Overview - New Regime now in Force
The introduction of the Act means that a number of previously unregulated entities (e.g. SPVs) that:
- hold legal title to relevant portfolios of Irish loans1 ("Relevant Portfolios"); and / or
- control the overall strategy or key decisions relating to credit,
are now subject to regulation and a requirement to apply to the Central Bank of Ireland (the "Central Bank") for authorisation to carry on the business of a credit servicing firm (in the absence of any acceptable restructuring solution). Due to the broad potential scope of the Act, participation in certain types of syndicated loans by unregulated lenders may also come within scope.
The Act represents a major expansion of the scope of the previous credit servicing regime and means that both current owners and prospective future purchasers of Relevant Portfolios should carefully review their structures in order to ensure compliance.
Please see our previous client briefing (available here) for a detailed analysis of the amendments to the existing credit servicing regime that have been introduced by the Act and the resulting consequences.
Transition Period - Applications for Authorisation
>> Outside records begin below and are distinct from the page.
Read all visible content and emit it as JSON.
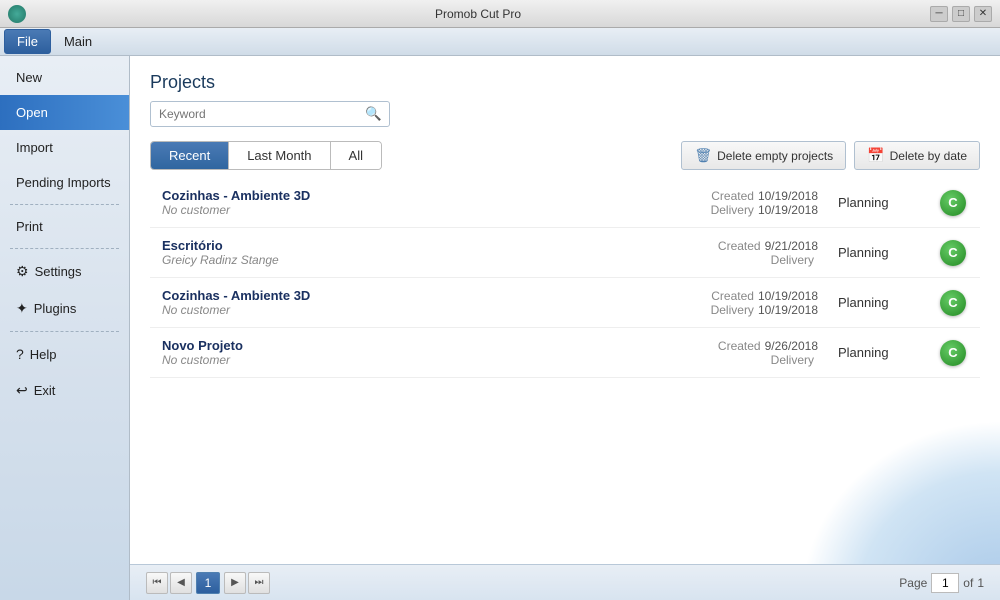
{
  "titlebar": {
    "title": "Promob Cut Pro",
    "minimize": "─",
    "maximize": "□",
    "close": "✕"
  },
  "menubar": {
    "items": [
      {
        "label": "File",
        "active": true
      },
      {
        "label": "Main",
        "active": false
      }
    ]
  },
  "sidebar": {
    "items": [
      {
        "id": "new",
        "label": "New",
        "icon": "",
        "active": false,
        "has_icon": false
      },
      {
        "id": "open",
        "label": "Open",
        "icon": "",
        "active": true,
        "has_icon": false
      },
      {
        "id": "import",
        "label": "Import",
        "icon": "",
        "active": false,
        "has_icon": false
      },
      {
        "id": "pending-imports",
        "label": "Pending Imports",
        "icon": "",
        "active": false,
        "has_icon": false
      },
      {
        "id": "print",
        "label": "Print",
        "icon": "",
        "active": false,
        "has_icon": false
      },
      {
        "id": "settings",
        "label": "Settings",
        "icon": "⚙",
        "active": false,
        "has_icon": true
      },
      {
        "id": "plugins",
        "label": "Plugins",
        "icon": "✦",
        "active": false,
        "has_icon": true
      },
      {
        "id": "help",
        "label": "Help",
        "icon": "?",
        "active": false,
        "has_icon": true
      },
      {
        "id": "exit",
        "label": "Exit",
        "icon": "↩",
        "active": false,
        "has_icon": true
      }
    ]
  },
  "content": {
    "title": "Projects",
    "search": {
      "placeholder": "Keyword",
      "value": ""
    },
    "tabs": [
      {
        "id": "recent",
        "label": "Recent",
        "active": true
      },
      {
        "id": "last-month",
        "label": "Last Month",
        "active": false
      },
      {
        "id": "all",
        "label": "All",
        "active": false
      }
    ],
    "actions": [
      {
        "id": "delete-empty",
        "label": "Delete empty projects",
        "icon": "🗑"
      },
      {
        "id": "delete-date",
        "label": "Delete by date",
        "icon": "📅"
      }
    ],
    "projects": [
      {
        "name": "Cozinhas - Ambiente 3D",
        "customer": "No customer",
        "created_label": "Created",
        "created_date": "10/19/2018",
        "delivery_label": "Delivery",
        "delivery_date": "10/19/2018",
        "status": "Planning",
        "status_icon": "C"
      },
      {
        "name": "Escritório",
        "customer": "Greicy Radinz Stange",
        "created_label": "Created",
        "created_date": "9/21/2018",
        "delivery_label": "Delivery",
        "delivery_date": "",
        "status": "Planning",
        "status_icon": "C"
      },
      {
        "name": "Cozinhas - Ambiente 3D",
        "customer": "No customer",
        "created_label": "Created",
        "created_date": "10/19/2018",
        "delivery_label": "Delivery",
        "delivery_date": "10/19/2018",
        "status": "Planning",
        "status_icon": "C"
      },
      {
        "name": "Novo Projeto",
        "customer": "No customer",
        "created_label": "Created",
        "created_date": "9/26/2018",
        "delivery_label": "Delivery",
        "delivery_date": "",
        "status": "Planning",
        "status_icon": "C"
      }
    ],
    "pagination": {
      "first": "⏮",
      "prev": "◀",
      "current": "1",
      "next": "▶",
      "last": "⏭",
      "page_label": "Page",
      "of_label": "of",
      "total": "1"
    }
  }
}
Although the Act is now in force, the Act does provide for a three-month transition period for those entities caught by the expanded definition of "credit servicing firm" included in the Act, within which those entities will be deemed to be authorised, on the condition that the entity:
- applies to the Central Bank for authorisation within three months of the commencement of the Act (i.e. by 21 April 2019); and
- currently has a regulated credit servicing firm appointed in respect of the credit that it holds the legal title to.
Actions to Take Immediately
The Brexit Dimension
One potential unforeseen / unintended consequence of the Act is the impact that it may have on the status of UK-regulated lenders in Ireland post-Brexit. In the event of a 'hard Brexit', UK-regulated lenders would lose the right to cross-border passport under EU financial services legislation and would become "unregulated" for the purposes of Irish law.
There is a risk in this scenario that the Irish credit servicing regime, which effectively imposes an obligation that Irish borrowers that obtained loans from regulated lenders must always interface with a regulated firm for the life of that loan, may lead to UK-regulated lenders inadvertently finding themselves in breach of the Act.
1 In summary, portfolios comprising loans to either:
- Irish natural persons; and / or
- small or medium-sized enterprises, but only where the loan has been originated by a regulated financial service provider.
The content of this article is intended to provide a general guide to the subject matter. Specialist advice should be sought about your specific circumstances.